Though he was made an Honorary Citizen of the USA, and designated one of the Righteous Among the Nations by the Israeli government, his achievements remain little known. In this  magisterial biography, Ingrid Carlberg draws on revelatory research to narrate the story of a heroic life, and to navigate with wisdom and sensitivity the truth about his mysterious death.

If truth be told, I am not a big reader of non-fiction. Every year I promise myself that I will read more biographies, memoirs etc. but rarely do so. I am hoping that I will be more resolute in this endeavor in 2017.

This comprehensive biography of Raoul Wallenberg has certainly got me off to a good start. The author has extensively researched and put together an excellent biography of Raoul Wallenberg, a man I had never heard of before I read this. I am actually rather ashamed to say this as his bravery and heroism deserves worldwide recognition.

It is a lengthy read and I did at times find the writing a little dry. However, I think that may be more due to my lack of concentration than any fault with the writing. With hindsight, reading a book such as this over the festivities when there were many other things vying for my attention was probably a mistake.

Overall, I found this an interesting and informative read. I have been thinking alot about this book since I finished and I think that the courage that Raoul Wallenberg demonstrated was inspirational and I am sure that this book will alert readers to appreciate and respect him for his actions.

Well done, Ms Carlberg, for this erudite biography and which I hope many people will read.



ISBN:  978 0857053282

Publisher: Maclehose Press

About the Author:

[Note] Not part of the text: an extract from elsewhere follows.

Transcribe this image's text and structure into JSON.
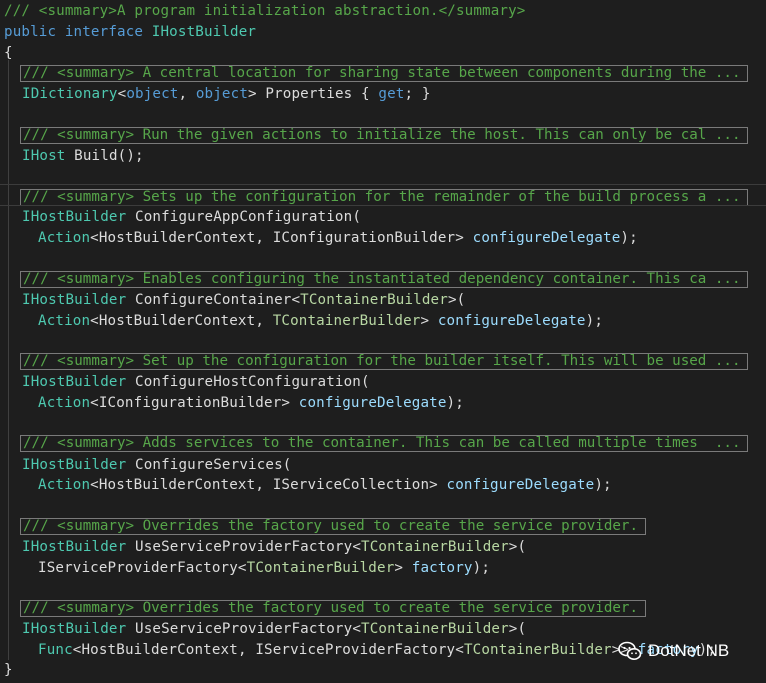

Ingrid Carlberg is a Swedish author and journalist. Her book about the life and fate of Raoul Wallenberg was awarded the prestigious August Prize for non-fiction, and also the Swedish Academy's Axel Hirsch Prize for a "biography of considerable artistic and cultural merit". Carlberg worked at the Swedish daily newspaper Dagens Nyheter from 1990 to 2010, as an investigative and features journalist. She has an honorary doctorate from Uppsala University, awarded for her book The Pill: A Tale of Doctors and Depression, Freud and Researchers, People and Markets about the history of antidepressants. The Pill won four awards, including the Guldspaden for the best work of investigative journalism, and was nominated for the August Prize.

She has translated works from Swedish by John Ajvide Lindqvist, Kjell Westo and Henning  Mankell. She is Director of Communications in Arts & Sciences at Washington University in St Louis.